■ **Activity**:
Wherever a line in the data below holds "команди", copy that line.

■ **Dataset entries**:
***
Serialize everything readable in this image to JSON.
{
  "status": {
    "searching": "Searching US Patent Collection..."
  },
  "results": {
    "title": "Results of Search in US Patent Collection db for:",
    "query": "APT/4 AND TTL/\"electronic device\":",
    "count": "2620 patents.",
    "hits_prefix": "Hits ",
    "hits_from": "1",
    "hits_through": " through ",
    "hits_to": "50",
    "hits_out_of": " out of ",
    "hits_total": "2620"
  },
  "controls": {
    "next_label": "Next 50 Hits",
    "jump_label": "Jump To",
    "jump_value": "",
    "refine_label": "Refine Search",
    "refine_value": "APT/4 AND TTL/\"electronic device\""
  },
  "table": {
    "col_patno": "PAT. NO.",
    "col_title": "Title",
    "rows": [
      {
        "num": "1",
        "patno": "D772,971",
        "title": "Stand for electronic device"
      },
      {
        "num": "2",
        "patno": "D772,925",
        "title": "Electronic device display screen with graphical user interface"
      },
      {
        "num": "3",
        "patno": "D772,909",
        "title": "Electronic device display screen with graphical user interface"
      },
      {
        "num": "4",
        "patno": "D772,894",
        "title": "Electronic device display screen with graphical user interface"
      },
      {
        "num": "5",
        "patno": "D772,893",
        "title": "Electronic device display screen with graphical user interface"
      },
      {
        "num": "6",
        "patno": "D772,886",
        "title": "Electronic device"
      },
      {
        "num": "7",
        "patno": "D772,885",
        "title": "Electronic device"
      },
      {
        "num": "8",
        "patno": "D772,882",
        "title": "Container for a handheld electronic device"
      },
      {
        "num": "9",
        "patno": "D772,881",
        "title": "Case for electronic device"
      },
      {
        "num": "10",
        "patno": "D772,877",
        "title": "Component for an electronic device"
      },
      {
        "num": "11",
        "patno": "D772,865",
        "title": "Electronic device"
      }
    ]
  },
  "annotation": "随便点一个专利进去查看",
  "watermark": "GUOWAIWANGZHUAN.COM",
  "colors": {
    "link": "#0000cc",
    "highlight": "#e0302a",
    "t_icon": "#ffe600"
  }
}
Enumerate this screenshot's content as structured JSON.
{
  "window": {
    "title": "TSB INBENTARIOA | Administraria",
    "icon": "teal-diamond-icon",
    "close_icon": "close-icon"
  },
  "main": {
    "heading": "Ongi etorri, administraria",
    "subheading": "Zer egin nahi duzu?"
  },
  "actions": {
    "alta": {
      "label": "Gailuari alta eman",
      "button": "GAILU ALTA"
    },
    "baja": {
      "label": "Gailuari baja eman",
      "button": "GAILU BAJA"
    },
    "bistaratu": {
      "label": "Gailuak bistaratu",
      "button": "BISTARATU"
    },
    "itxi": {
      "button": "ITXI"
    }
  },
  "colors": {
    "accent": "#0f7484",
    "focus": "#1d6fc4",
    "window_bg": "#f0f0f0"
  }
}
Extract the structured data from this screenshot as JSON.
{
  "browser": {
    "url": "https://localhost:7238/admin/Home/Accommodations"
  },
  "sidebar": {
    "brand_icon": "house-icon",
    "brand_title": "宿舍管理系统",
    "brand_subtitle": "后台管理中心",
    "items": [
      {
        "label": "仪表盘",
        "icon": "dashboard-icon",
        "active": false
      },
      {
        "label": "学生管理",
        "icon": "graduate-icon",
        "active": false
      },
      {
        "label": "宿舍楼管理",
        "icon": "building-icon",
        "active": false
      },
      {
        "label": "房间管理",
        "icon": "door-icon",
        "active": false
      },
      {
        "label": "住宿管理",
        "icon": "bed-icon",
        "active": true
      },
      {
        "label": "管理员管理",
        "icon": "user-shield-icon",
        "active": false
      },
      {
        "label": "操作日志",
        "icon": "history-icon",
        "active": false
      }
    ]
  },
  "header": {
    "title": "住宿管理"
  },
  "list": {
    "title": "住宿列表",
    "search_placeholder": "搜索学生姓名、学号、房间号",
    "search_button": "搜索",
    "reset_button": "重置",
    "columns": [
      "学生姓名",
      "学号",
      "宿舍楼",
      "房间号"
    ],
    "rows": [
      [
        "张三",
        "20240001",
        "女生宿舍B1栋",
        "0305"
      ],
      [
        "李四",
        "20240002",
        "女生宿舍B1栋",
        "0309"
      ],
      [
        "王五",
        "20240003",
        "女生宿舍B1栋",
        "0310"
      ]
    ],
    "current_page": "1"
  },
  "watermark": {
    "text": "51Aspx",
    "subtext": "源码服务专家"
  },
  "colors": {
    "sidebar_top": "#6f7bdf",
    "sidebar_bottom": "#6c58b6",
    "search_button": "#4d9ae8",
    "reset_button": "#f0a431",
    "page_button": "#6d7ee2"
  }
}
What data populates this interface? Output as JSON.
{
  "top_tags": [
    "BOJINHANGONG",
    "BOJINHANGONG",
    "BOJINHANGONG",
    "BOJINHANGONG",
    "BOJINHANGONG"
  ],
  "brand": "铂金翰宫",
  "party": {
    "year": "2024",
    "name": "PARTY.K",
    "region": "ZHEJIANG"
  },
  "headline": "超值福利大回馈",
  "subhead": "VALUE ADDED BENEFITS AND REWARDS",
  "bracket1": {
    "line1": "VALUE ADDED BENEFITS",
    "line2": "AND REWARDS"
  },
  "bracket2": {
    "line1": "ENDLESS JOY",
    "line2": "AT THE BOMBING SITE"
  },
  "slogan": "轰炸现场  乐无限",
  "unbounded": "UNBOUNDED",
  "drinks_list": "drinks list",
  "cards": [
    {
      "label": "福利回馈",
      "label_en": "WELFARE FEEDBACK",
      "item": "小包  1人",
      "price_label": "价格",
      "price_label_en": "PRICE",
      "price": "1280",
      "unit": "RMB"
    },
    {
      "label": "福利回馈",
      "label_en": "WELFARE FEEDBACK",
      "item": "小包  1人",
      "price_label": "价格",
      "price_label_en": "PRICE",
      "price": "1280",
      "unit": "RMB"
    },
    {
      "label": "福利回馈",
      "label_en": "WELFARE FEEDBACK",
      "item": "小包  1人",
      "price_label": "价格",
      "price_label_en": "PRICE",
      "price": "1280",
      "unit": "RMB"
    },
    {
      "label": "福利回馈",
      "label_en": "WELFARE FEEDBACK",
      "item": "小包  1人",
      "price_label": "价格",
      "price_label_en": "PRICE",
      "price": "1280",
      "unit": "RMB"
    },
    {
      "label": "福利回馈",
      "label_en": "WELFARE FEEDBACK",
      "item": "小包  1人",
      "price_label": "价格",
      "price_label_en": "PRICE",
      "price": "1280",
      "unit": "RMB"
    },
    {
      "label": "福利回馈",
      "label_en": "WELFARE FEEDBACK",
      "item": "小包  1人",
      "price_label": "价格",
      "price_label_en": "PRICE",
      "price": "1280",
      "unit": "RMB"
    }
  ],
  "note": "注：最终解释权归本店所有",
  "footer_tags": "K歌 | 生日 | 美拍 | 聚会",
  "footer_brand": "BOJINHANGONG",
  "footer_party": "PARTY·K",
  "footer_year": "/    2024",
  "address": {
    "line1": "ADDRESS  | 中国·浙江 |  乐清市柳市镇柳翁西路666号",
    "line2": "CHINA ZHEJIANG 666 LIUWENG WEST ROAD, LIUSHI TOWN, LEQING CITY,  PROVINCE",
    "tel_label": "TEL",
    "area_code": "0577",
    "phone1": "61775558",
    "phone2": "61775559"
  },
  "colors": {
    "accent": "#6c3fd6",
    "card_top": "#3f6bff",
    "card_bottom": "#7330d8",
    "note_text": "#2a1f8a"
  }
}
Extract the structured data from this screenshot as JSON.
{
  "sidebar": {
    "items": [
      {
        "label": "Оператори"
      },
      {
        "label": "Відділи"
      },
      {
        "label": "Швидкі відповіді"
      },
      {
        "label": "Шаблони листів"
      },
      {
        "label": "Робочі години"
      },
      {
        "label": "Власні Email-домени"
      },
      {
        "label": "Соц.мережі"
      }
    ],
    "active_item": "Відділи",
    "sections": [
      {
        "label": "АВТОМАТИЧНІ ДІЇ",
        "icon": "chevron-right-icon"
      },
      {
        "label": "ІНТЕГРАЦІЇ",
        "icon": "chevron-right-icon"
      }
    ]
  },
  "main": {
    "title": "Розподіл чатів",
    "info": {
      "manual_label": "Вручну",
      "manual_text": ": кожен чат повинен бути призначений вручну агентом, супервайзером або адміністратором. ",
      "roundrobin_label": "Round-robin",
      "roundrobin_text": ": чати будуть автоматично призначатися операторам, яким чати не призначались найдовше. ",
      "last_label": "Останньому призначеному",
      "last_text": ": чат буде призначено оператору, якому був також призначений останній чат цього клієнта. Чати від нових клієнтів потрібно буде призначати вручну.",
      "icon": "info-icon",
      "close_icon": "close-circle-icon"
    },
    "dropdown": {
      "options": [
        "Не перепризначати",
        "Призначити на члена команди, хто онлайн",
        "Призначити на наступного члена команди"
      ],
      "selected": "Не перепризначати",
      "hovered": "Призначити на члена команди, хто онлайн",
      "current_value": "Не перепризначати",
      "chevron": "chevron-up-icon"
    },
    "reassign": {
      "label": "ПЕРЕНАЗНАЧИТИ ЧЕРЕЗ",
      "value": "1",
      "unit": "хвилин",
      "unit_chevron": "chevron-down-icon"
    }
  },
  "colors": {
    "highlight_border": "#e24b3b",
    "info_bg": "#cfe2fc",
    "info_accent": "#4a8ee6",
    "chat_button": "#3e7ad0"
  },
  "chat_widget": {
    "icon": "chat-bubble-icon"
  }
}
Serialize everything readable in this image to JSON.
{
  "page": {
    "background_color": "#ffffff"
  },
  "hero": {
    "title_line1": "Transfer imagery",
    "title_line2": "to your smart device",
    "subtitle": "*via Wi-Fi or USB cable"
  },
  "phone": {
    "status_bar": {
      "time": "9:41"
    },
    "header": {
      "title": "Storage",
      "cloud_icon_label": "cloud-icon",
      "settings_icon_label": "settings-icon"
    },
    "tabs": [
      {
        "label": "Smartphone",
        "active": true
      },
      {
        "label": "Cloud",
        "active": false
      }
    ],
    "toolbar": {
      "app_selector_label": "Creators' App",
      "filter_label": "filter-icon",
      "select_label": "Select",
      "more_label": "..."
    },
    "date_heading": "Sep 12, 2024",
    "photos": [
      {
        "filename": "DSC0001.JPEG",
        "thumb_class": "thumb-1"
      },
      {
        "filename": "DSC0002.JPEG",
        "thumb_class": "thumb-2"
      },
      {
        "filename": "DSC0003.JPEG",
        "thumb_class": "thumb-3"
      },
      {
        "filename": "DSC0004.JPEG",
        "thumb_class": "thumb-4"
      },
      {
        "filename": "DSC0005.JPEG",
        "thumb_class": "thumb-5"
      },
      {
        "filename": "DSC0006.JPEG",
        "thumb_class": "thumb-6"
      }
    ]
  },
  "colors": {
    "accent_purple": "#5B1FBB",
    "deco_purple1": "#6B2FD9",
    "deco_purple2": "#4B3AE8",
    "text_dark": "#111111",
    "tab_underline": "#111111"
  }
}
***
■ **Written solution**:
        "Призначити на члена команди, хто онлайн",
        "Призначити на наступного члена команди"
      "hovered": "Призначити на члена команди, хто онлайн",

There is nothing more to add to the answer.